The data casualties of the federal government shutdown

Pew: “The ongoing shutdown of large parts of the federal government – now at 18 days and counting – has left hundreds of thousands of federal workers either furloughed or working without pay indefinitely, reduced staffing at national parks to skeleton levels, and closed down popular museums. It’s also squeezed the daily flood of data from federal… Continue Reading

Location data is ground zero in privacy wars

Axios: “Our phones’ GPS and location capabilities are a key part of what make them magical — enabling them to speed our commutes, hail rides and find the devices when we lose them. These capabilities are also ground zero for the looming fight over defining the boundaries of privacy and acceptable uses of our personal… Continue Reading

Impact of Partial Federal Gov’t Shutdown on Legal Information

AALL: “As of midnight December 21, 2018, the President and Congress were unable to agree on the provisions of a Continuing Resolution (CR) to fund the federal government. As a result, a partial shutdown of some government operations now enters its fourth week. This is a politically dynamic event, and AALL continues to monitor federal… Continue Reading

Impact of Government Shutdown Across America
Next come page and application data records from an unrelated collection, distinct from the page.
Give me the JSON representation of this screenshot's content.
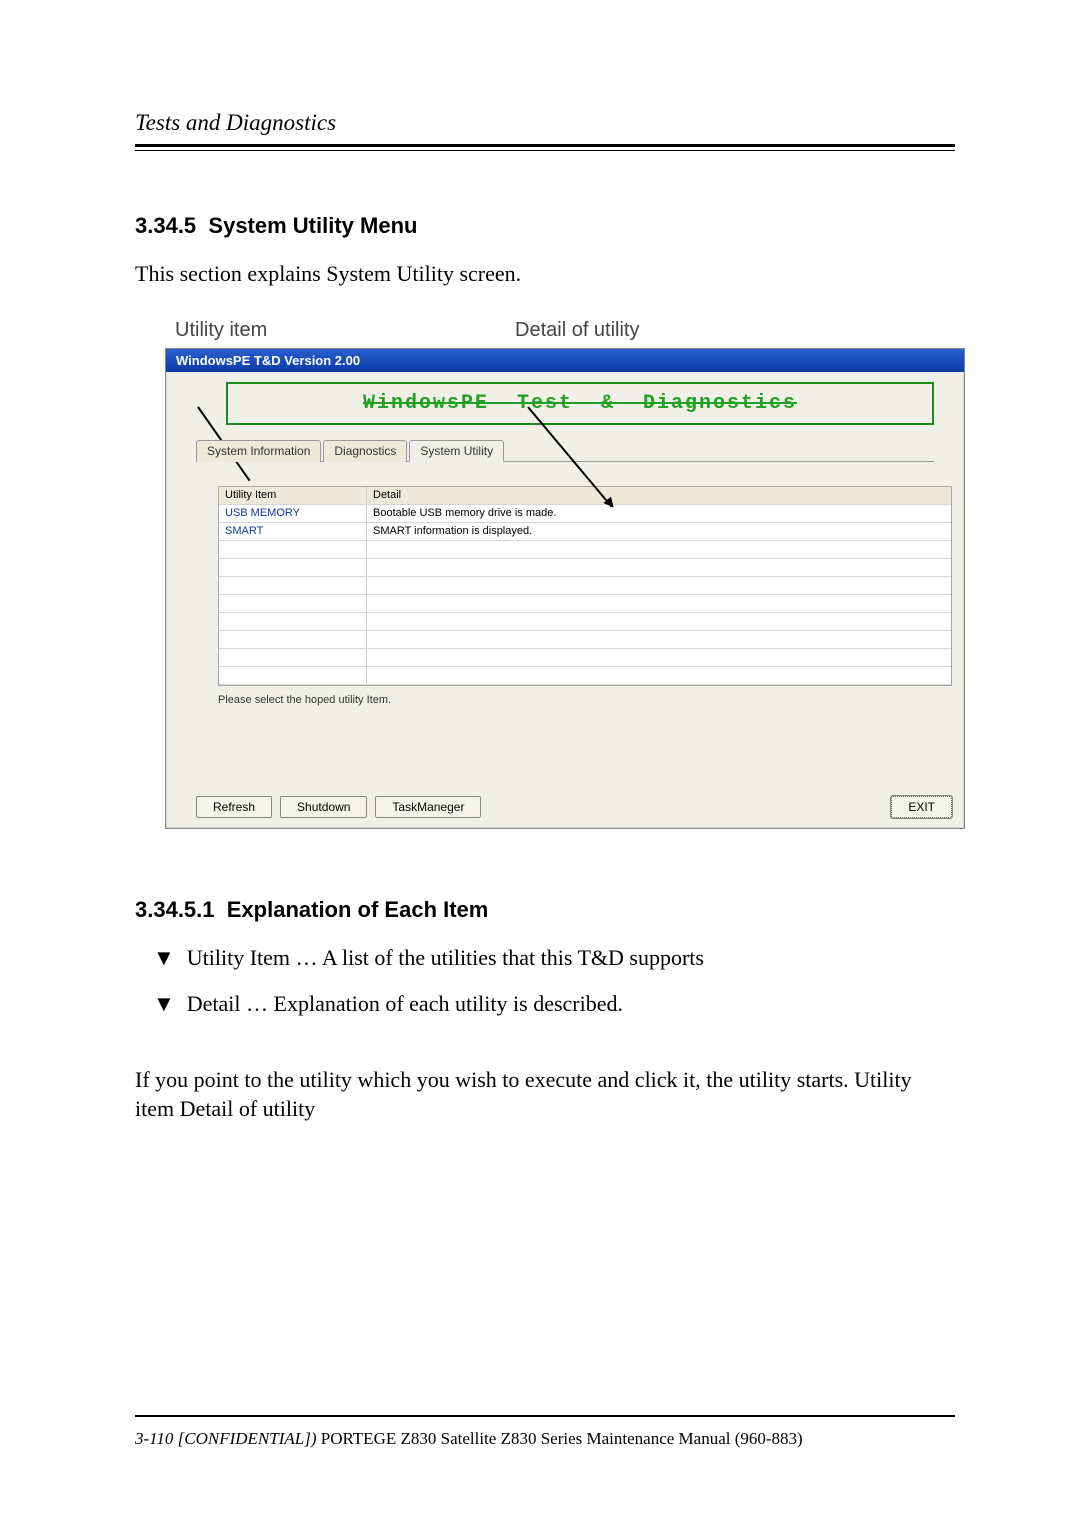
{
  "header": {
    "running_title": "Tests and Diagnostics"
  },
  "section": {
    "number": "3.34.5",
    "title": "System Utility Menu",
    "intro": "This section explains System Utility screen."
  },
  "figure": {
    "callout_left": "Utility item",
    "callout_right": "Detail of utility",
    "window_title": "WindowsPE T&D Version 2.00",
    "banner": "WindowsPE  Test  &  Diagnostics",
    "tabs": [
      {
        "label": "System Information",
        "active": false
      },
      {
        "label": "Diagnostics",
        "active": false
      },
      {
        "label": "System Utility",
        "active": true
      }
    ],
    "grid_headers": {
      "col_a": "Utility Item",
      "col_b": "Detail"
    },
    "grid_rows": [
      {
        "item": "USB MEMORY",
        "detail": "Bootable USB memory drive is made."
      },
      {
        "item": "SMART",
        "detail": "SMART information is displayed."
      }
    ],
    "select_message": "Please select the hoped utility Item.",
    "buttons": {
      "refresh": "Refresh",
      "shutdown": "Shutdown",
      "taskmgr": "TaskManeger",
      "exit": "EXIT"
    }
  },
  "subsection": {
    "number": "3.34.5.1",
    "title": "Explanation of Each Item",
    "bullets": [
      "Utility Item … A list of the utilities that this T&D supports",
      "Detail … Explanation of each utility is described."
    ],
    "note": "If you point to the utility which you wish to execute and click it, the utility starts. Utility item Detail of utility"
  },
  "footer": {
    "page_ref": "3-110 [CONFIDENTIAL])",
    "manual": " PORTEGE Z830 Satellite Z830 Series Maintenance Manual (960-883)"
  }
}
The New York Times – “In many parts of the United States, the shutdown has underscored how deeply the federal government is connected to everyday life. “From the start, it has seemed like the federal government shutdown with no end in sight. More than three weeks later, with Washington still gridlocked over President Trump’s demand… Continue Reading